## AVAILABLE DATA
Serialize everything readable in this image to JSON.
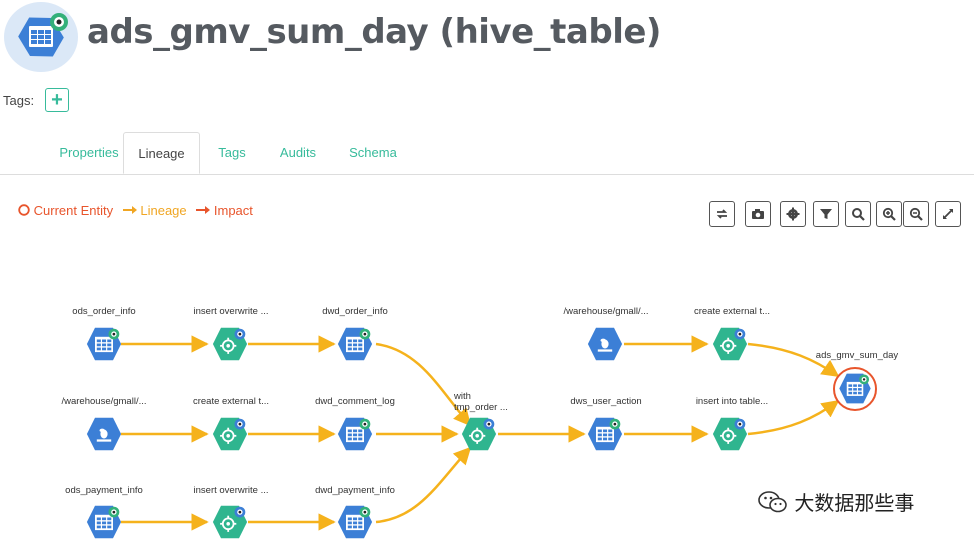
{
  "header": {
    "title": "ads_gmv_sum_day (hive_table)",
    "icon": "hive-table-icon"
  },
  "tags": {
    "label": "Tags:",
    "add_label": "+"
  },
  "tabs": [
    {
      "label": "Properties",
      "active": false
    },
    {
      "label": "Lineage",
      "active": true
    },
    {
      "label": "Tags",
      "active": false
    },
    {
      "label": "Audits",
      "active": false
    },
    {
      "label": "Schema",
      "active": false
    }
  ],
  "legend": {
    "current": {
      "label": "Current Entity",
      "color": "#e8552c"
    },
    "lineage": {
      "label": "Lineage",
      "color": "#f0a623"
    },
    "impact": {
      "label": "Impact",
      "color": "#e8552c"
    }
  },
  "toolbar": [
    "refresh-icon",
    "camera-icon",
    "settings-icon",
    "filter-icon",
    "search-icon",
    "zoom-in-icon",
    "zoom-out-icon",
    "fullscreen-icon"
  ],
  "graph": {
    "nodes": [
      {
        "id": "n1",
        "label": "ods_order_info",
        "kind": "table"
      },
      {
        "id": "n2",
        "label": "insert overwrite ...",
        "kind": "process"
      },
      {
        "id": "n3",
        "label": "dwd_order_info",
        "kind": "table"
      },
      {
        "id": "n4",
        "label": "/warehouse/gmall/...",
        "kind": "hdfs"
      },
      {
        "id": "n5",
        "label": "create external t...",
        "kind": "process"
      },
      {
        "id": "n6",
        "label": "dwd_comment_log",
        "kind": "table"
      },
      {
        "id": "n7",
        "label": "ods_payment_info",
        "kind": "table"
      },
      {
        "id": "n8",
        "label": "insert overwrite ...",
        "kind": "process"
      },
      {
        "id": "n9",
        "label": "dwd_payment_info",
        "kind": "table"
      },
      {
        "id": "n10",
        "label": "with",
        "label2": "tmp_order ...",
        "kind": "process"
      },
      {
        "id": "n11",
        "label": "/warehouse/gmall/...",
        "kind": "hdfs"
      },
      {
        "id": "n12",
        "label": "create external t...",
        "kind": "process"
      },
      {
        "id": "n13",
        "label": "dws_user_action",
        "kind": "table"
      },
      {
        "id": "n14",
        "label": "insert into table...",
        "kind": "process"
      },
      {
        "id": "n15",
        "label": "ads_gmv_sum_day",
        "kind": "table",
        "current": true
      }
    ],
    "colors": {
      "table": "#3c7fd6",
      "process": "#2fb58f",
      "hdfs": "#3c7fd6",
      "edge": "#f5b21c",
      "badge": "#33b07a"
    }
  },
  "watermark": "大数据那些事"
}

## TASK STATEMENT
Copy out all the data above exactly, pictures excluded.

## ANSWER BELOW
Serialize everything readable in this image to JSON.
{
  "header": {
    "title": "ads_gmv_sum_day (hive_table)",
    "icon": "hive-table-icon"
  },
  "tags": {
    "label": "Tags:",
    "add_label": "+"
  },
  "tabs": [
    {
      "label": "Properties",
      "active": false
    },
    {
      "label": "Lineage",
      "active": true
    },
    {
      "label": "Tags",
      "active": false
    },
    {
      "label": "Audits",
      "active": false
    },
    {
      "label": "Schema",
      "active": false
    }
  ],
  "legend": {
    "current": {
      "label": "Current Entity",
      "color": "#e8552c"
    },
    "lineage": {
      "label": "Lineage",
      "color": "#f0a623"
    },
    "impact": {
      "label": "Impact",
      "color": "#e8552c"
    }
  },
  "toolbar": [
    "refresh-icon",
    "camera-icon",
    "settings-icon",
    "filter-icon",
    "search-icon",
    "zoom-in-icon",
    "zoom-out-icon",
    "fullscreen-icon"
  ],
  "graph": {
    "nodes": [
      {
        "id": "n1",
        "label": "ods_order_info",
        "kind": "table"
      },
      {
        "id": "n2",
        "label": "insert overwrite ...",
        "kind": "process"
      },
      {
        "id": "n3",
        "label": "dwd_order_info",
        "kind": "table"
      },
      {
        "id": "n4",
        "label": "/warehouse/gmall/...",
        "kind": "hdfs"
      },
      {
        "id": "n5",
        "label": "create external t...",
        "kind": "process"
      },
      {
        "id": "n6",
        "label": "dwd_comment_log",
        "kind": "table"
      },
      {
        "id": "n7",
        "label": "ods_payment_info",
        "kind": "table"
      },
      {
        "id": "n8",
        "label": "insert overwrite ...",
        "kind": "process"
      },
      {
        "id": "n9",
        "label": "dwd_payment_info",
        "kind": "table"
      },
      {
        "id": "n10",
        "label": "with",
        "label2": "tmp_order ...",
        "kind": "process"
      },
      {
        "id": "n11",
        "label": "/warehouse/gmall/...",
        "kind": "hdfs"
      },
      {
        "id": "n12",
        "label": "create external t...",
        "kind": "process"
      },
      {
        "id": "n13",
        "label": "dws_user_action",
        "kind": "table"
      },
      {
        "id": "n14",
        "label": "insert into table...",
        "kind": "process"
      },
      {
        "id": "n15",
        "label": "ads_gmv_sum_day",
        "kind": "table",
        "current": true
      }
    ],
    "colors": {
      "table": "#3c7fd6",
      "process": "#2fb58f",
      "hdfs": "#3c7fd6",
      "edge": "#f5b21c",
      "badge": "#33b07a"
    }
  },
  "watermark": "大数据那些事"
}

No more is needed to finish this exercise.